Changes to EU waste regulations mean changes to packaging
A possible solution for the 2014 waste regulations are new compostable laminate packs.
April 8, 2013
by Canadian Packaging Staff
By 2014, a new EU Packaging Directive is set to come into effect which will place the responsibility for ensuring that ‘packaging is not excessive for the purpose intended and is suitable for recycling, energy recovery or composting’ firmly with the packaging producer.
The emphasis is that waste minimization and recovery should be built into the package at its design stage to ensure resource efficiencies as well as protecting products.
Eurostat, the statistical office of the European Union claim waste plastics packaging material in the EU15, increased from 9.9 million tonnes in 1998 to 13.1 million tonnes in 2008 representing an increase in share from 17.9 per cent to 21.6 per cent. Of this, 40 per cent of municipal waste was land-filled, 20 per cent incinerated, and only 23 per cent recycled and 17 per cent composted.
In theory, packaging is recycled if it can be collected, transported and cleaned using less energy and resources than would be used to make virgin raw materials.
However, packaging made from thin layers of mixed materials or plastic film is very difficult to recycle. While there have been some technological processes developed to attempt to recycle more, but these are a limited resource meaning that the most popular method of disposal of laminated packaging formats remains incineration.
Incineration isn’t necessarily a poor choice, as it is possible to get some energy value from this type of packaging even though it is essentially burning materials made from a finite raw material resource.
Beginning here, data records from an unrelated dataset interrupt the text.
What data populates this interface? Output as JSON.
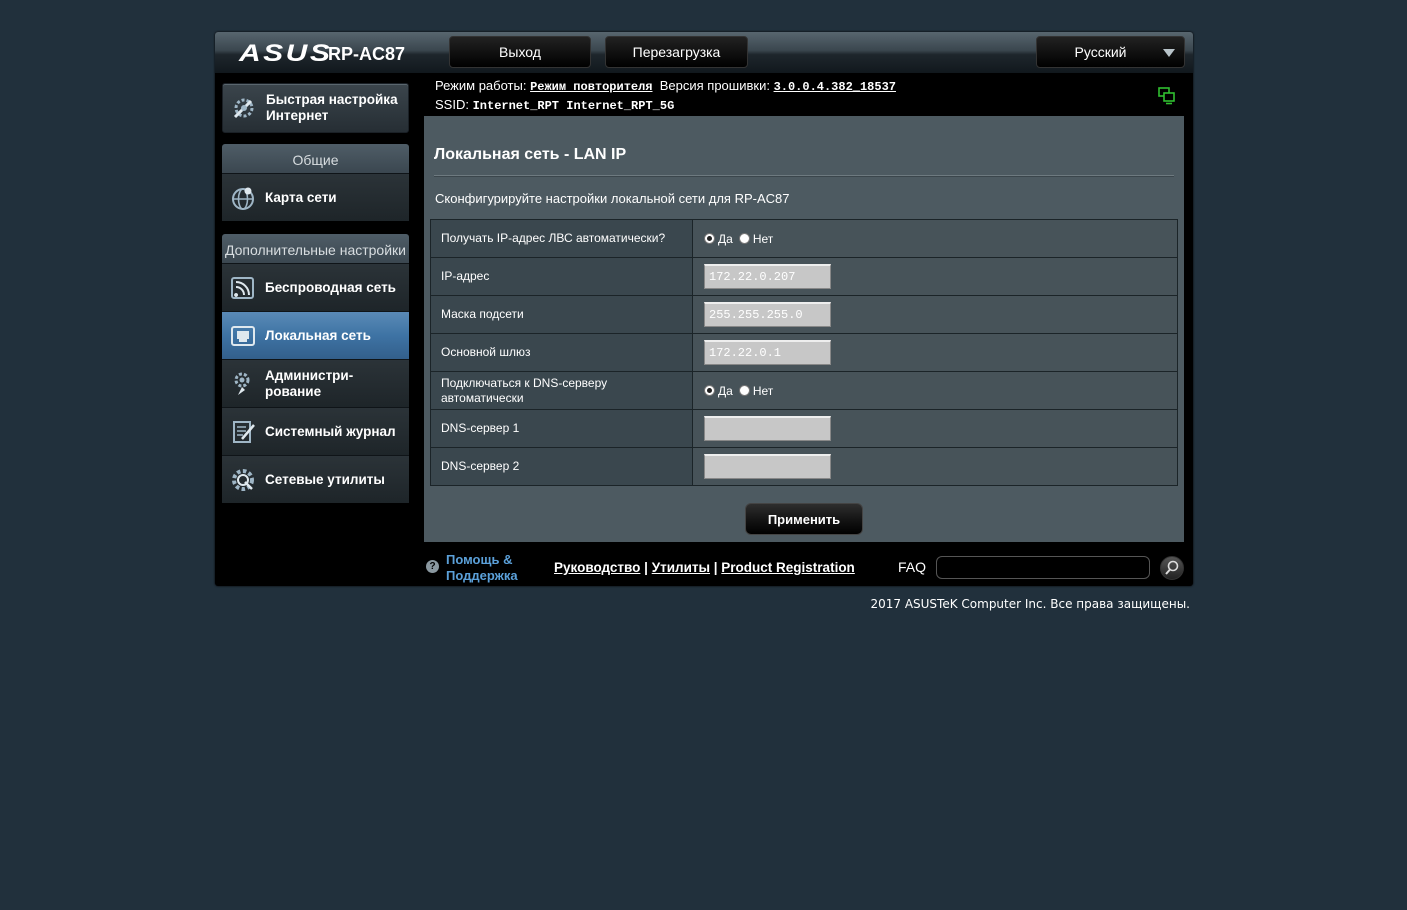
{
  "header": {
    "brand": "ASUS",
    "model": "RP-AC87",
    "logout_label": "Выход",
    "reboot_label": "Перезагрузка",
    "language": "Русский"
  },
  "infobar": {
    "mode_label": "Режим работы:",
    "mode_value": "Режим повторителя",
    "firmware_label": "Версия прошивки:",
    "firmware_value": "3.0.0.4.382_18537",
    "ssid_label": "SSID:",
    "ssid_values": [
      "Internet_RPT",
      "Internet_RPT_5G"
    ]
  },
  "sidebar": {
    "quick_setup": "Быстрая настройка Интернет",
    "general_title": "Общие",
    "general_items": [
      {
        "label": "Карта сети",
        "icon": "network-map-icon"
      }
    ],
    "advanced_title": "Дополнительные настройки",
    "advanced_items": [
      {
        "label": "Беспроводная сеть",
        "icon": "wireless-icon"
      },
      {
        "label": "Локальная сеть",
        "icon": "lan-icon",
        "active": true
      },
      {
        "label": "Администри-рование",
        "icon": "administration-icon"
      },
      {
        "label": "Системный журнал",
        "icon": "system-log-icon"
      },
      {
        "label": "Сетевые утилиты",
        "icon": "network-tools-icon"
      }
    ]
  },
  "content": {
    "title": "Локальная сеть - LAN IP",
    "description": "Сконфигурируйте настройки локальной сети для RP-AC87",
    "rows": {
      "auto_ip": {
        "label": "Получать IP-адрес ЛВС автоматически?",
        "yes": "Да",
        "no": "Нет",
        "selected": "yes"
      },
      "ip": {
        "label": "IP-адрес",
        "value": "172.22.0.207"
      },
      "mask": {
        "label": "Маска подсети",
        "value": "255.255.255.0"
      },
      "gateway": {
        "label": "Основной шлюз",
        "value": "172.22.0.1"
      },
      "auto_dns": {
        "label": "Подключаться к DNS-серверу автоматически",
        "yes": "Да",
        "no": "Нет",
        "selected": "yes"
      },
      "dns1": {
        "label": "DNS-сервер 1",
        "value": ""
      },
      "dns2": {
        "label": "DNS-сервер 2",
        "value": ""
      }
    },
    "apply_label": "Применить"
  },
  "footer": {
    "help_line1": "Помощь &",
    "help_line2": "Поддержка",
    "links": [
      "Руководство",
      "Утилиты",
      "Product Registration"
    ],
    "faq_label": "FAQ"
  },
  "copyright": "2017 ASUSTeK Computer Inc. Все права защищены.",
  "colors": {
    "page_bg": "#21303c",
    "content_bg": "#4d5a61",
    "active_menu": "#3e73a4",
    "help_link": "#5ba0d9"
  }
}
Innovia Films and Sappi Fine Paper Europe are looking at end-of-life options for flexible laminates—specifically either industrial/home composting or ultimately anaerobic digestion which turns waste into a useful energy source.
By combining their separate compostable substrates, Innovia Films’ NatureFlex and Sappi’s Algro Nature they could offer the packaging industry an alternative combining traditional technical properties and equivalent packaging performance.
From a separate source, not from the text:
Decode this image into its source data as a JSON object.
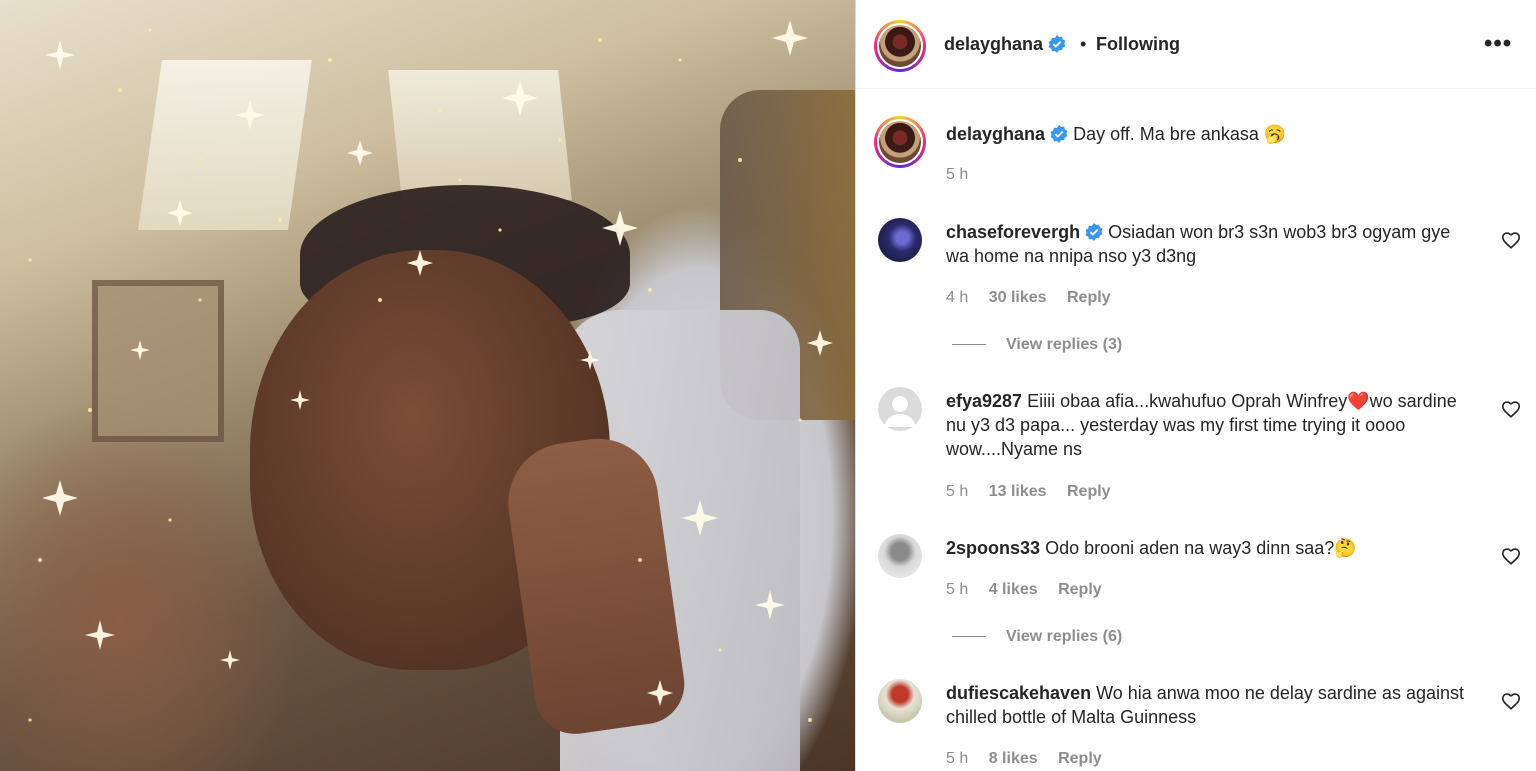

Sappi business development manager Antoine de Forton says, “Many European countries have realized that home composting is a viable opportunity for managing some of the domestic household waste stream. It empowers home owners to take responsibility for their own degradable waste.
“Packs made from compostable packaging such as the Innovia Films and Sappi solution makes this task much easier,” he states.
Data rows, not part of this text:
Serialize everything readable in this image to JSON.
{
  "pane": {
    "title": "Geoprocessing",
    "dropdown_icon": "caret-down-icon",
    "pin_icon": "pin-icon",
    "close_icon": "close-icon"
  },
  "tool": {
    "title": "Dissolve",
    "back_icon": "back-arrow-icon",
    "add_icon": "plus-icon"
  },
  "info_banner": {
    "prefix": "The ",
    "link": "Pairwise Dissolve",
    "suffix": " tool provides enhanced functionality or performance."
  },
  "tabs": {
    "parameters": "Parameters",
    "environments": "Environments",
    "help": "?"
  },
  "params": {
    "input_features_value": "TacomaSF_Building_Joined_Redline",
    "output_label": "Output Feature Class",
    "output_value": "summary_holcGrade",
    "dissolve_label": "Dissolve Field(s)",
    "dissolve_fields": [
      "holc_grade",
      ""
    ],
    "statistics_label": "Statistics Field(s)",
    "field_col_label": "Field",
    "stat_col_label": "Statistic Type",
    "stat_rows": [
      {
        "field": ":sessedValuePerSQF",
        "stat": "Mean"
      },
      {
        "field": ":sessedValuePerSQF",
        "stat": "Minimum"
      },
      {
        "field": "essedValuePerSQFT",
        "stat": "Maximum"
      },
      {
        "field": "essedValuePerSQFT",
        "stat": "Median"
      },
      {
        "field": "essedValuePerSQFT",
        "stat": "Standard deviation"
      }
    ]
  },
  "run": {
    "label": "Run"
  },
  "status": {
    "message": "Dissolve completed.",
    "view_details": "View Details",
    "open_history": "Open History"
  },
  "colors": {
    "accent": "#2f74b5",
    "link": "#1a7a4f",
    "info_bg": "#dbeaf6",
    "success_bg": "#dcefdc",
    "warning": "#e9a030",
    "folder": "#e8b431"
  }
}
Both NatureFlex and Algro Nature are manufactured from renewable resources, wood sourced from managed forests. These cellulose-based products have been fully-tested and independently certified to be compostable in home and industrial environments and are DIN E13432-certificated, as well as approved for food contact.
Innovia Films offers a range of NatureFlex flexible packaging films that provide a moisture barrier that can be tailored to meet the requirements of the product to be packed and an excellent gas barrier. It also offers enhanced print and conversion capability as well as high seal integrity, and its inherent anti-static and thermal stability aids the lamination process to Sappi’s flexible packaging papers and other biopolymers for more complex laminate structures.
Sappi has used its expertise in manufacturing flexible packaging papers to become, it says, the first and only paper producer to offer home compostable papers for packaging.
Algro Nature is a one-side coated, glossy paper and Leine Nature is its uncoated equivalent, with both offering the advantage of using vegetable-based coating ingredients instead of a traditional paper/oil-based materials, which reduces the papers’ environmental impact and carbon footprint.
Available in weights of between 40g/m2 and 80 g/m2 these paper can be used in such applications as confectionery or snack wrappers, soup pouches, sugar sachets, pharmaceutical sachets, and more – and any packaging using these papers will meet the EU Packaging Directive.